Task instructions: Count how many lines of the material hold "title". Respond with that number alone.

◇ ◇ ◇

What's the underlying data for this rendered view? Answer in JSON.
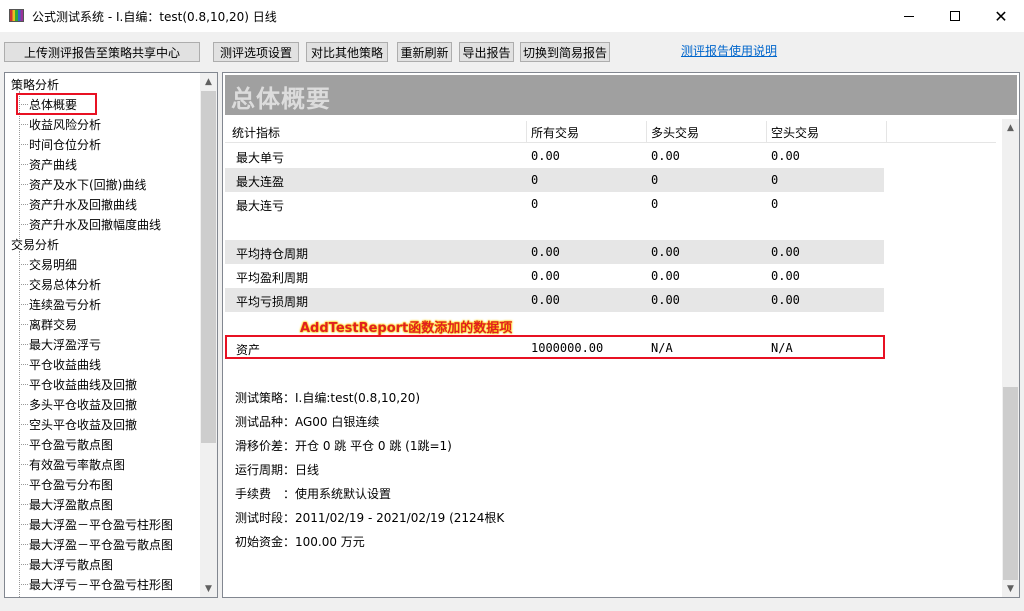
{
  "window": {
    "title": "公式测试系统 - I.自编：test(0.8,10,20) 日线",
    "minimize_glyph": "",
    "maximize_glyph": "",
    "close_glyph": "✕"
  },
  "toolbar": {
    "upload_label": "上传测评报告至策略共享中心",
    "options_label": "测评选项设置",
    "compare_label": "对比其他策略",
    "refresh_label": "重新刷新",
    "export_label": "导出报告",
    "simple_label": "切换到简易报告",
    "help_link": "测评报告使用说明"
  },
  "sidebar": {
    "groups": [
      {
        "label": "策略分析",
        "items": [
          "总体概要",
          "收益风险分析",
          "时间仓位分析",
          "资产曲线",
          "资产及水下(回撤)曲线",
          "资产升水及回撤曲线",
          "资产升水及回撤幅度曲线"
        ]
      },
      {
        "label": "交易分析",
        "items": [
          "交易明细",
          "交易总体分析",
          "连续盈亏分析",
          "离群交易",
          "最大浮盈浮亏",
          "平仓收益曲线",
          "平仓收益曲线及回撤",
          "多头平仓收益及回撤",
          "空头平仓收益及回撤",
          "平仓盈亏散点图",
          "有效盈亏率散点图",
          "平仓盈亏分布图",
          "最大浮盈散点图",
          "最大浮盈－平仓盈亏柱形图",
          "最大浮盈－平仓盈亏散点图",
          "最大浮亏散点图",
          "最大浮亏－平仓盈亏柱形图"
        ]
      }
    ],
    "selected": "总体概要",
    "up_arrow": "▲",
    "down_arrow": "▼"
  },
  "main": {
    "title": "总体概要",
    "columns": [
      "统计指标",
      "所有交易",
      "多头交易",
      "空头交易"
    ],
    "rows": [
      {
        "label": "最大单亏",
        "all": "0.00",
        "long": "0.00",
        "short": "0.00",
        "shade": false
      },
      {
        "label": "最大连盈",
        "all": "0",
        "long": "0",
        "short": "0",
        "shade": true
      },
      {
        "label": "最大连亏",
        "all": "0",
        "long": "0",
        "short": "0",
        "shade": false
      },
      {
        "label": "",
        "all": "",
        "long": "",
        "short": "",
        "shade": false
      },
      {
        "label": "平均持仓周期",
        "all": "0.00",
        "long": "0.00",
        "short": "0.00",
        "shade": true
      },
      {
        "label": "平均盈利周期",
        "all": "0.00",
        "long": "0.00",
        "short": "0.00",
        "shade": false
      },
      {
        "label": "平均亏损周期",
        "all": "0.00",
        "long": "0.00",
        "short": "0.00",
        "shade": true
      }
    ],
    "annotation": "AddTestReport函数添加的数据项",
    "asset_row": {
      "label": "资产",
      "all": "1000000.00",
      "long": "N/A",
      "short": "N/A"
    },
    "info": [
      "测试策略：I.自编:test(0.8,10,20)",
      "测试品种：AG00 白银连续",
      "滑移价差：开仓 0 跳 平仓 0 跳 (1跳=1)",
      "运行周期：日线",
      "手续费　：使用系统默认设置",
      "测试时段：2011/02/19 - 2021/02/19 (2124根K",
      "初始资金：100.00 万元"
    ],
    "up_arrow": "▲",
    "down_arrow": "▼"
  }
}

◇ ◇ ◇

The completed task: 2